Christchurch businessman David Henderson says he is in the dark about why authorities are opposing his release from bankruptcy but senses it is "predicated on some degree of personal enmity".

A high-profile property developer whose battle with Inland Revenue spawned a book and a movie, Henderson was bankrupted for a second time in November 2010 with debts totalling more than $140 million.

Bankruptcies are managed by a Crown authority called the Official Assignee (OA) and normally last for three years.

But the national manager of the Government's Insolvency & Trustee Service, Robyn Cox, said the OA had lodged an objection to Henderson's release from bankruptcy.


"The effect of this is that Mr Henderson will remain an undischarged bankrupt until such time as he has undergone a public examination in the High Court and the court has made a decision under [the Insolvency Act] on the terms of Mr Henderson's discharge," Cox said.

The High Court examination involves a probe of a bankrupt's financial affairs and Cox said that no date had been set in Henderson's case.

Henderson said yesterday that he didn't know why the OA was opposing his discharge. "They [the assignee] have an obligation to give grounds and reasons and they haven't done so."

Although he wasn't aware of the exact reason, Henderson said he sensed it was "predicated on some degree of personal enmity".

"I guess a person like me is a high-profile target for them to try and give a clip around the ear, I don't know."

Bankrupts are unable to direct a company and are not allowed to manage a business without the OA's consent.

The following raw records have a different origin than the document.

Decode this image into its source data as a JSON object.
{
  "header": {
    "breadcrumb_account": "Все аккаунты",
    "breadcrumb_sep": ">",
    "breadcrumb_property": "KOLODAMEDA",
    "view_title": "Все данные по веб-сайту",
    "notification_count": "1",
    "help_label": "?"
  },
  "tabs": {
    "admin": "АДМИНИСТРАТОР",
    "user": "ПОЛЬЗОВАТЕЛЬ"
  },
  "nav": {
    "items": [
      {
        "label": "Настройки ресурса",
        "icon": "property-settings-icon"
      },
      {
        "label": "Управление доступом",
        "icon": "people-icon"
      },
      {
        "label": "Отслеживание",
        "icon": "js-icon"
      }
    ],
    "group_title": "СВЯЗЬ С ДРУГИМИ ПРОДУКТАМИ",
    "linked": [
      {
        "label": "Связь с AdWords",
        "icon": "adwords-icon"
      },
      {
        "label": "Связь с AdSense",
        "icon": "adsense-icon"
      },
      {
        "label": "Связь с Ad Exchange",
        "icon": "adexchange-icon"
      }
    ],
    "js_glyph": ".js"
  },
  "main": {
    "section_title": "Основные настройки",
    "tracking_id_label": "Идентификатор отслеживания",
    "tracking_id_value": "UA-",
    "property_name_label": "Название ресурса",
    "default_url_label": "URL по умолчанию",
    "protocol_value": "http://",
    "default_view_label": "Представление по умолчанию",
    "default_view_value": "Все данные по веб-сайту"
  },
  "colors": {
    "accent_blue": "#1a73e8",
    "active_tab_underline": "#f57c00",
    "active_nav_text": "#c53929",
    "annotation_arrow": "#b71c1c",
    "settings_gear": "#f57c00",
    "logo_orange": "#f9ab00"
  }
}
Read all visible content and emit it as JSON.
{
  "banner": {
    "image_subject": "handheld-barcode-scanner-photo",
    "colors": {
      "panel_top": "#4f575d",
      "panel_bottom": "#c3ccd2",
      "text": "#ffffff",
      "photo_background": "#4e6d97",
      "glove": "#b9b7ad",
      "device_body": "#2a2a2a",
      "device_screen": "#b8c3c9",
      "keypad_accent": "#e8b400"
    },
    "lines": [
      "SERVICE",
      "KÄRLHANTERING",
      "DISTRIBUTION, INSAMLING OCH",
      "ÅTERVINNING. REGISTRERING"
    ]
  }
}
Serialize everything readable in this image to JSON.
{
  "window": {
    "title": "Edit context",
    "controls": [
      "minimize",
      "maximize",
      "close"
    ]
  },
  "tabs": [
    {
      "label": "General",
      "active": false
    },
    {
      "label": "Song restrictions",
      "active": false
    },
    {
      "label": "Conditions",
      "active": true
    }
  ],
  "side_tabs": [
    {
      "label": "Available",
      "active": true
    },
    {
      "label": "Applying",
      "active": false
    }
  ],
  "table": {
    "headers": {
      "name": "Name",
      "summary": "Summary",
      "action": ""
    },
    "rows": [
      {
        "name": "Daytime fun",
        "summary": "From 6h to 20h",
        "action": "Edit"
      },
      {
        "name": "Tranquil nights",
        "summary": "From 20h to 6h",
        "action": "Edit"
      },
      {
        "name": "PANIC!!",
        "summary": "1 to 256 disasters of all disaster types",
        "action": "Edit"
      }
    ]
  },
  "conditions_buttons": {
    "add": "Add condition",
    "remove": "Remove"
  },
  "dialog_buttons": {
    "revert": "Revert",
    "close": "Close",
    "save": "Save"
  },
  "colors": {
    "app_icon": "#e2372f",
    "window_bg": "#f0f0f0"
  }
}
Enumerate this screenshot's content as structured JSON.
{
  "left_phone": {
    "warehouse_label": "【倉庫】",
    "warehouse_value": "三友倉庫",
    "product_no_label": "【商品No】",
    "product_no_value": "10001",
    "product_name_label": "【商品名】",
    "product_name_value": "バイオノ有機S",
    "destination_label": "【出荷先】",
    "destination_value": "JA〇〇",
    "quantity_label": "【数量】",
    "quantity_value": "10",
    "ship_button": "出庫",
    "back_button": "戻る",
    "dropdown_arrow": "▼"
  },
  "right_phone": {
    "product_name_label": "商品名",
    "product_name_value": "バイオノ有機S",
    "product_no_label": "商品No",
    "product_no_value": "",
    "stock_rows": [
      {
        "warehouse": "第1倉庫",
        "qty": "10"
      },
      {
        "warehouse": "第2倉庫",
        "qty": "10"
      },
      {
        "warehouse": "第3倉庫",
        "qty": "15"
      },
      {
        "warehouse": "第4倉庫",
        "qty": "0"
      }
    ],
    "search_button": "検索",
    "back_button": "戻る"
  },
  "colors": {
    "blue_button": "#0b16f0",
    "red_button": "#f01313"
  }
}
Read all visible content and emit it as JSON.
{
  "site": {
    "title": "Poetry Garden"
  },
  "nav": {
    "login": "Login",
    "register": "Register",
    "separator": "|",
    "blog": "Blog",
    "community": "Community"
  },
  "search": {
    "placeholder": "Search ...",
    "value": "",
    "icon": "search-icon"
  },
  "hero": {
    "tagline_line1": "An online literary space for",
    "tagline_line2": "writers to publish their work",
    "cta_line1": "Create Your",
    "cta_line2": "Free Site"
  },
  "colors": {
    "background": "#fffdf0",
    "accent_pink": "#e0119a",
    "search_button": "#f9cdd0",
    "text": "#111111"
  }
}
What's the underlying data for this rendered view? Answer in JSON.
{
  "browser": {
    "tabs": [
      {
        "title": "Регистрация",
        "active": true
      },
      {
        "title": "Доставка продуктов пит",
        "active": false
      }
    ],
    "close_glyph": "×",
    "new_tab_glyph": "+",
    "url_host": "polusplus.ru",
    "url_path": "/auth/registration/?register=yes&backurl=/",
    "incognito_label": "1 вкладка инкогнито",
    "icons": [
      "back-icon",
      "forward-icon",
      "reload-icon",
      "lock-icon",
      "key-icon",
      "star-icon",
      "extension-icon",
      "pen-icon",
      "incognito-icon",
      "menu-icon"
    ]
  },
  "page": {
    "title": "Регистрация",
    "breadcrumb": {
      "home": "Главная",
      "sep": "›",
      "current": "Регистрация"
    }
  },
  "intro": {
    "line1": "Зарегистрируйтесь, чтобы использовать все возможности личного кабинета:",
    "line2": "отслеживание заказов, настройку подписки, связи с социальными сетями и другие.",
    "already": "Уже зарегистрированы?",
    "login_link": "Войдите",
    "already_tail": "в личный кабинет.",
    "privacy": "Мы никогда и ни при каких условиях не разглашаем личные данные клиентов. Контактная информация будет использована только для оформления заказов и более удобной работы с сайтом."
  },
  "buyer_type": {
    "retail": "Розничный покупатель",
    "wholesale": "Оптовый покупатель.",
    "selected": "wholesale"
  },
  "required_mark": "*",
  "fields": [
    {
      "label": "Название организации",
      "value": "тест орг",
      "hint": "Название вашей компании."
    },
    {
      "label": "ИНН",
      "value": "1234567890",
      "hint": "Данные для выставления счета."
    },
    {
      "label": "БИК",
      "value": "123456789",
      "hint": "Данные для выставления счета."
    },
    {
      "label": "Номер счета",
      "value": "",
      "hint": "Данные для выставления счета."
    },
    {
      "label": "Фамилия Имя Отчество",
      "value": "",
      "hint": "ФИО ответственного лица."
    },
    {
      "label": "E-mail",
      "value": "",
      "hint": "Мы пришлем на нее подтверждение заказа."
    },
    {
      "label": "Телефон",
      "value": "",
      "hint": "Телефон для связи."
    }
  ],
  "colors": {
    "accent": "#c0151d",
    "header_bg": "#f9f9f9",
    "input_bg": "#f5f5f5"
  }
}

Henderson said being bankrupt was "an obvious impediment for any entrepreneur".